As an industry we need to celebrate all things incunabula, book-binding, papyrus, this includes turning the corners of papyrus, marginalia, libraries, ancient scrolls and above all, reading a good old fashioned printed book.
The print centre of Sivakasi saw a bit of the books magic in April. The main aim was how to make children fall in love with books, and retain their childlike enthusiasm about books. With the help of the books from Katha, as well as titles from Pratham, two educators-teachers read out the ancient parables and instilled a bit of that intellectual curiosity.
There are many areas in India where literacy levels are less than 65 per cent and reach of books is in the 20s. It is these towns that will ensure that the potential of the printed books remains strong and vibrant.

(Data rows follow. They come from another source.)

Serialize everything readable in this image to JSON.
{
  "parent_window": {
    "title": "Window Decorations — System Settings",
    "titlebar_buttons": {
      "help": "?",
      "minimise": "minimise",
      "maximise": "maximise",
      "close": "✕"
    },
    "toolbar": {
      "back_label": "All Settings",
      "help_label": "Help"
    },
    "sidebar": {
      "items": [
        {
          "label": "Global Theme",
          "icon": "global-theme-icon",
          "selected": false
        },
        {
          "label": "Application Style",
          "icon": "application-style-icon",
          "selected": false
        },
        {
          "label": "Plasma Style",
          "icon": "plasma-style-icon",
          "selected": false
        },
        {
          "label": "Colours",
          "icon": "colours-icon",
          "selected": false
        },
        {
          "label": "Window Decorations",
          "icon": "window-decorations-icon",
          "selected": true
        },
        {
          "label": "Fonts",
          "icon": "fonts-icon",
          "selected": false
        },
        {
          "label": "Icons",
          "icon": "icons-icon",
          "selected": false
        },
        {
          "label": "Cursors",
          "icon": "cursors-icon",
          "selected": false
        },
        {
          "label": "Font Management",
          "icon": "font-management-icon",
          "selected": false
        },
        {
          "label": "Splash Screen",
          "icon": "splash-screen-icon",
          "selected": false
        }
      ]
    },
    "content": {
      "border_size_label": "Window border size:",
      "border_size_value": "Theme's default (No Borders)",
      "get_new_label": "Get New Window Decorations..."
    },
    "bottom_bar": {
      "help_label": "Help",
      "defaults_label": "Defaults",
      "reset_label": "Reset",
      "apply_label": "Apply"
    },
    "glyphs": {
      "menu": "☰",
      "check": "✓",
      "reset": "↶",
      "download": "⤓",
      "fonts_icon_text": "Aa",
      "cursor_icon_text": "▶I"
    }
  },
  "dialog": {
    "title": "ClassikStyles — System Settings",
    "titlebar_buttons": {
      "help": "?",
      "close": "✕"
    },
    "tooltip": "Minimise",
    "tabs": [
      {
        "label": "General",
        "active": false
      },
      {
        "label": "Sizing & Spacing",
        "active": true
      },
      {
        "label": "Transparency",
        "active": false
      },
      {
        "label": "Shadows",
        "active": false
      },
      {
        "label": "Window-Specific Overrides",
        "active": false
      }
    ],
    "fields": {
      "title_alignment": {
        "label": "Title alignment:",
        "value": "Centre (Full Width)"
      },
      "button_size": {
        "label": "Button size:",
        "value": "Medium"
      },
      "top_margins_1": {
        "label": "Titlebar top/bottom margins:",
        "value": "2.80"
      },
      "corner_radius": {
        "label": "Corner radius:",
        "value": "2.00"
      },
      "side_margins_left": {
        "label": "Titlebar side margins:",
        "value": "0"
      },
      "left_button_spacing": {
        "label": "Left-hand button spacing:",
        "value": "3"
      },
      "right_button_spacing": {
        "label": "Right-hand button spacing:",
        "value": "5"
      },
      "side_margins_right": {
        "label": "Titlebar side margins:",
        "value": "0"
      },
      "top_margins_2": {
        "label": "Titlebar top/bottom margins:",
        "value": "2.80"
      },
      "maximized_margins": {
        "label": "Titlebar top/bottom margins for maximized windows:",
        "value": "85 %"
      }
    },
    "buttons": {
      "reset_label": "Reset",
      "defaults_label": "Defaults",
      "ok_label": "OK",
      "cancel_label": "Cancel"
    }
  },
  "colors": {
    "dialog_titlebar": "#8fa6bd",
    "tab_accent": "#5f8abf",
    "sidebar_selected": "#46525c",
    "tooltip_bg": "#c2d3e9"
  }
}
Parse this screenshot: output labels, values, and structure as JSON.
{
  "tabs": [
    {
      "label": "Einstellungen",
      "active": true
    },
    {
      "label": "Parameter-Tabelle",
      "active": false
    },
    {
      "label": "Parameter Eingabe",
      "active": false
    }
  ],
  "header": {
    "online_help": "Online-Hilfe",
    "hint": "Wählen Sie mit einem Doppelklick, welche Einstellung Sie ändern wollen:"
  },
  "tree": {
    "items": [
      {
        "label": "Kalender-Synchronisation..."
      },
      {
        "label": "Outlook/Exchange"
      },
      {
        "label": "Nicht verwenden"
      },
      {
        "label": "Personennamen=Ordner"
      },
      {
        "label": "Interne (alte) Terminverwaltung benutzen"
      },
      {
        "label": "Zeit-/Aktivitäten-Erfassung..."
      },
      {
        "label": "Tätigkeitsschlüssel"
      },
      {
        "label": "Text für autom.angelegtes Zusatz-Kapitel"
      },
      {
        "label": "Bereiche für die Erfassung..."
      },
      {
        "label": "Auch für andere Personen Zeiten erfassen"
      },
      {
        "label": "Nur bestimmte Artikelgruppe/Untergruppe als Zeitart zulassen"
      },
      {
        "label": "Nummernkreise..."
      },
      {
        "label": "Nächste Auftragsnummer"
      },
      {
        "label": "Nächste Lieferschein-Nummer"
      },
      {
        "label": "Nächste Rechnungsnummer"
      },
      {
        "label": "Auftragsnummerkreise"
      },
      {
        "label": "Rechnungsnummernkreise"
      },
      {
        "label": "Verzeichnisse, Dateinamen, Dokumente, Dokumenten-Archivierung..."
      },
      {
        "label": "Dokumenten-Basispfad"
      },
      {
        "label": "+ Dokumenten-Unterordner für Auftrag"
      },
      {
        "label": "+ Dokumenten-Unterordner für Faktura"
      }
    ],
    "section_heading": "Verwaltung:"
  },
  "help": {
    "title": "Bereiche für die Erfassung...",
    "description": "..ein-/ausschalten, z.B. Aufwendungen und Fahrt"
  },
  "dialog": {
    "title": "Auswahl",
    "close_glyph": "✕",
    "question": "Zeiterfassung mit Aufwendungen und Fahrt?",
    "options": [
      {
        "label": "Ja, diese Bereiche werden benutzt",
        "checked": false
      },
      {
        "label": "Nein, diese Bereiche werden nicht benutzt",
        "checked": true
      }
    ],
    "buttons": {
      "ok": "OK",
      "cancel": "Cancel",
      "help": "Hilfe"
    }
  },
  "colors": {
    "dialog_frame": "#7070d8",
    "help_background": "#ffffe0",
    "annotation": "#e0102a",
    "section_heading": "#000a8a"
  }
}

What better way to segment this land of one billion people but by bringing out content to cater to it’s increasingly specialist needs? What better way than to talk to the people in their own language?
Our planet has come a long way since the extant copies of books produced in the earliest stages (before 1501) of printing from movable type. And yet, printed books continue to be the most efficient and enduring methods of delivering texts: computer formats rapidly become redundant, gadgets go kaput, fads come and go. Contemporary ebooks are not a good bet to outlast their printed counterparts. Secondly and much more importantly, there is no evidence that longform texts themselves, as transmitters of knowledge and entertainment, are in any danger of diminishing in value.
If anything, what the Henkel and Impel-Welbound team saw during the Sivakasi Book for All, we need to a lot more and quickly to ensure there are a million playful and learned conversations about books.
For me, as the legendary Umberto Eco says, the book is like the spoon: once invented, it simply cannot be bettered.